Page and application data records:
BEGIN

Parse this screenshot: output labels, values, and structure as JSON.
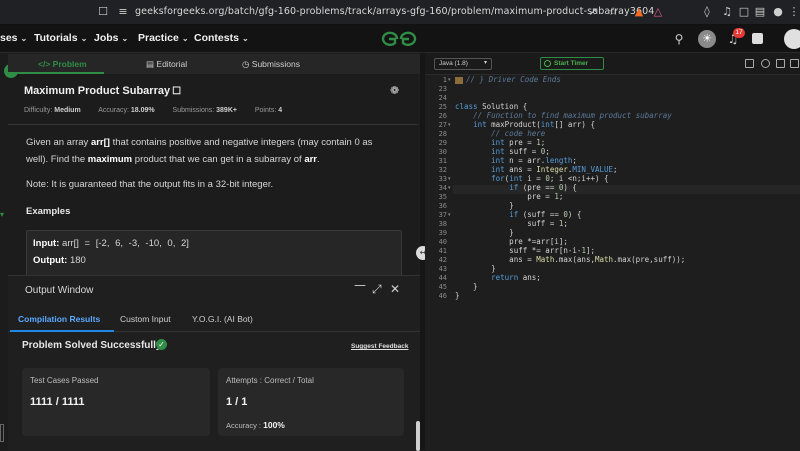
{
  "browser": {
    "url": "geeksforgeeks.org/batch/gfg-160-problems/track/arrays-gfg-160/problem/maximum-product-subarray3604"
  },
  "nav": {
    "items": [
      {
        "label": "ses"
      },
      {
        "label": "Tutorials"
      },
      {
        "label": "Jobs"
      },
      {
        "label": "Practice"
      },
      {
        "label": "Contests"
      }
    ],
    "logo": "GG",
    "notif_count": "17"
  },
  "problem_tabs": [
    "Problem",
    "Editorial",
    "Submissions"
  ],
  "problem": {
    "title": "Maximum Product Subarray",
    "difficulty_label": "Difficulty:",
    "difficulty": "Medium",
    "accuracy_label": "Accuracy:",
    "accuracy": "18.09%",
    "submissions_label": "Submissions:",
    "submissions": "389K+",
    "points_label": "Points:",
    "points": "4",
    "desc_1": "Given an array",
    "desc_arr": "arr[]",
    "desc_2": "that contains positive and negative integers (may contain 0 as well). Find the",
    "desc_max": "maximum",
    "desc_3": "product that we can get in a subarray of",
    "desc_arr2": "arr",
    "desc_4": ".",
    "note": "Note: It is guaranteed that the output fits in a 32-bit integer.",
    "examples_heading": "Examples",
    "example_input_label": "Input:",
    "example_input": "arr[] = [-2, 6, -3, -10, 0, 2]",
    "example_output_label": "Output:",
    "example_output": "180"
  },
  "output_window": {
    "title": "Output Window",
    "tabs": [
      "Compilation Results",
      "Custom Input",
      "Y.O.G.I. (AI Bot)"
    ],
    "status": "Problem Solved Successfully",
    "suggest": "Suggest Feedback",
    "cases_label": "Test Cases Passed",
    "cases_value": "1111 / 1111",
    "attempts_label": "Attempts : Correct / Total",
    "attempts_value": "1 / 1",
    "accuracy_label": "Accuracy :",
    "accuracy_value": "100%"
  },
  "editor": {
    "language": "Java (1.8)",
    "timer": "Start Timer",
    "line_numbers": [
      "1",
      "23",
      "24",
      "25",
      "26",
      "27",
      "28",
      "29",
      "30",
      "31",
      "32",
      "33",
      "34",
      "35",
      "36",
      "37",
      "38",
      "39",
      "40",
      "41",
      "42",
      "43",
      "44",
      "45",
      "46"
    ],
    "code": [
      "// } Driver Code Ends",
      "",
      "",
      "class Solution {",
      "    // Function to find maximum product subarray",
      "    int maxProduct(int[] arr) {",
      "        // code here",
      "        int pre = 1;",
      "        int suff = 0;",
      "        int n = arr.length;",
      "        int ans = Integer.MIN_VALUE;",
      "        for(int i = 0; i <n;i++) {",
      "            if (pre == 0) {",
      "                pre = 1;",
      "            }",
      "            if (suff == 0) {",
      "                suff = 1;",
      "            }",
      "            pre *=arr[i];",
      "            suff *= arr[n-i-1];",
      "            ans = Math.max(ans,Math.max(pre,suff));",
      "        }",
      "        return ans;",
      "    }",
      "}"
    ]
  }
}
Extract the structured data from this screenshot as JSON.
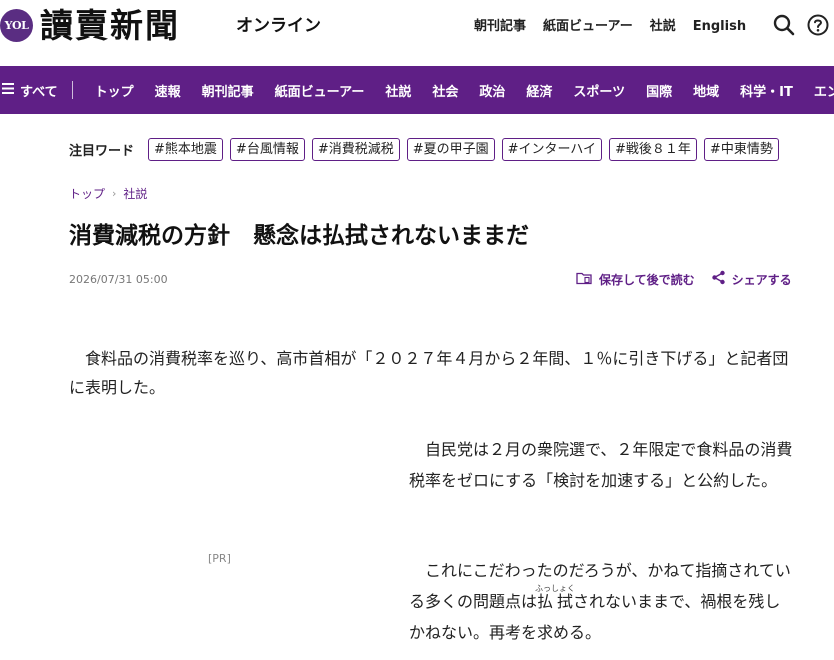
{
  "header": {
    "badge": "YOL",
    "brand": "讀賣新聞",
    "brand_sub": "オンライン",
    "links": [
      "朝刊記事",
      "紙面ビューアー",
      "社説",
      "English"
    ]
  },
  "nav": {
    "all_label": "すべて",
    "items": [
      "トップ",
      "速報",
      "朝刊記事",
      "紙面ビューアー",
      "社説",
      "社会",
      "政治",
      "経済",
      "スポーツ",
      "国際",
      "地域",
      "科学・IT",
      "エンタ"
    ]
  },
  "trending": {
    "label": "注目ワード",
    "tags": [
      "#熊本地震",
      "#台風情報",
      "#消費税減税",
      "#夏の甲子園",
      "#インターハイ",
      "#戦後８１年",
      "#中東情勢"
    ]
  },
  "breadcrumb": {
    "items": [
      "トップ",
      "社説"
    ]
  },
  "article": {
    "title": "消費減税の方針　懸念は払拭されないままだ",
    "date": "2026/07/31 05:00",
    "save_label": "保存して後で読む",
    "share_label": "シェアする",
    "para1": "食料品の消費税率を巡り、高市首相が「２０２７年４月から２年間、１％に引き下げる」と記者団に表明した。",
    "pr_label": "[PR]",
    "para2": "自民党は２月の衆院選で、２年限定で食料品の消費税率をゼロにする「検討を加速する」と公約した。",
    "para3_before": "これにこだわったのだろうが、かねて指摘されている多くの問題点は",
    "para3_ruby_base": "払拭",
    "para3_ruby_text": "ふっしょく",
    "para3_after": "されないままで、禍根を残しかねない。再考を求める。"
  },
  "colors": {
    "brand_purple": "#5f1f86",
    "badge_purple": "#5a2d82"
  },
  "icons": {
    "search": "search-icon",
    "help": "help-icon",
    "menu": "menu-icon",
    "save": "bookmark-folder-icon",
    "share": "share-icon"
  }
}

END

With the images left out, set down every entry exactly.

Parse this screenshot: output labels, values, and structure as JSON.
{
  "browser": {
    "url": "geeksforgeeks.org/batch/gfg-160-problems/track/arrays-gfg-160/problem/maximum-product-subarray3604"
  },
  "nav": {
    "items": [
      {
        "label": "ses"
      },
      {
        "label": "Tutorials"
      },
      {
        "label": "Jobs"
      },
      {
        "label": "Practice"
      },
      {
        "label": "Contests"
      }
    ],
    "logo": "GG",
    "notif_count": "17"
  },
  "problem_tabs": [
    "Problem",
    "Editorial",
    "Submissions"
  ],
  "problem": {
    "title": "Maximum Product Subarray",
    "difficulty_label": "Difficulty:",
    "difficulty": "Medium",
    "accuracy_label": "Accuracy:",
    "accuracy": "18.09%",
    "submissions_label": "Submissions:",
    "submissions": "389K+",
    "points_label": "Points:",
    "points": "4",
    "desc_1": "Given an array",
    "desc_arr": "arr[]",
    "desc_2": "that contains positive and negative integers (may contain 0 as well). Find the",
    "desc_max": "maximum",
    "desc_3": "product that we can get in a subarray of",
    "desc_arr2": "arr",
    "desc_4": ".",
    "note": "Note: It is guaranteed that the output fits in a 32-bit integer.",
    "examples_heading": "Examples",
    "example_input_label": "Input:",
    "example_input": "arr[] = [-2, 6, -3, -10, 0, 2]",
    "example_output_label": "Output:",
    "example_output": "180"
  },
  "output_window": {
    "title": "Output Window",
    "tabs": [
      "Compilation Results",
      "Custom Input",
      "Y.O.G.I. (AI Bot)"
    ],
    "status": "Problem Solved Successfully",
    "suggest": "Suggest Feedback",
    "cases_label": "Test Cases Passed",
    "cases_value": "1111 / 1111",
    "attempts_label": "Attempts : Correct / Total",
    "attempts_value": "1 / 1",
    "accuracy_label": "Accuracy :",
    "accuracy_value": "100%"
  },
  "editor": {
    "language": "Java (1.8)",
    "timer": "Start Timer",
    "line_numbers": [
      "1",
      "23",
      "24",
      "25",
      "26",
      "27",
      "28",
      "29",
      "30",
      "31",
      "32",
      "33",
      "34",
      "35",
      "36",
      "37",
      "38",
      "39",
      "40",
      "41",
      "42",
      "43",
      "44",
      "45",
      "46"
    ],
    "code": [
      "// } Driver Code Ends",
      "",
      "",
      "class Solution {",
      "    // Function to find maximum product subarray",
      "    int maxProduct(int[] arr) {",
      "        // code here",
      "        int pre = 1;",
      "        int suff = 0;",
      "        int n = arr.length;",
      "        int ans = Integer.MIN_VALUE;",
      "        for(int i = 0; i <n;i++) {",
      "            if (pre == 0) {",
      "                pre = 1;",
      "            }",
      "            if (suff == 0) {",
      "                suff = 1;",
      "            }",
      "            pre *=arr[i];",
      "            suff *= arr[n-i-1];",
      "            ans = Math.max(ans,Math.max(pre,suff));",
      "        }",
      "        return ans;",
      "    }",
      "}"
    ]
  }
}
Extract the structured data from this screenshot as JSON.
{
  "header": {
    "badge": "YOL",
    "brand": "讀賣新聞",
    "brand_sub": "オンライン",
    "links": [
      "朝刊記事",
      "紙面ビューアー",
      "社説",
      "English"
    ]
  },
  "nav": {
    "all_label": "すべて",
    "items": [
      "トップ",
      "速報",
      "朝刊記事",
      "紙面ビューアー",
      "社説",
      "社会",
      "政治",
      "経済",
      "スポーツ",
      "国際",
      "地域",
      "科学・IT",
      "エンタ"
    ]
  },
  "trending": {
    "label": "注目ワード",
    "tags": [
      "#熊本地震",
      "#台風情報",
      "#消費税減税",
      "#夏の甲子園",
      "#インターハイ",
      "#戦後８１年",
      "#中東情勢"
    ]
  },
  "breadcrumb": {
    "items": [
      "トップ",
      "社説"
    ]
  },
  "article": {
    "title": "消費減税の方針　懸念は払拭されないままだ",
    "date": "2026/07/31 05:00",
    "save_label": "保存して後で読む",
    "share_label": "シェアする",
    "para1": "食料品の消費税率を巡り、高市首相が「２０２７年４月から２年間、１％に引き下げる」と記者団に表明した。",
    "pr_label": "[PR]",
    "para2": "自民党は２月の衆院選で、２年限定で食料品の消費税率をゼロにする「検討を加速する」と公約した。",
    "para3_before": "これにこだわったのだろうが、かねて指摘されている多くの問題点は",
    "para3_ruby_base": "払拭",
    "para3_ruby_text": "ふっしょく",
    "para3_after": "されないままで、禍根を残しかねない。再考を求める。"
  },
  "colors": {
    "brand_purple": "#5f1f86",
    "badge_purple": "#5a2d82"
  },
  "icons": {
    "search": "search-icon",
    "help": "help-icon",
    "menu": "menu-icon",
    "save": "bookmark-folder-icon",
    "share": "share-icon"
  }
}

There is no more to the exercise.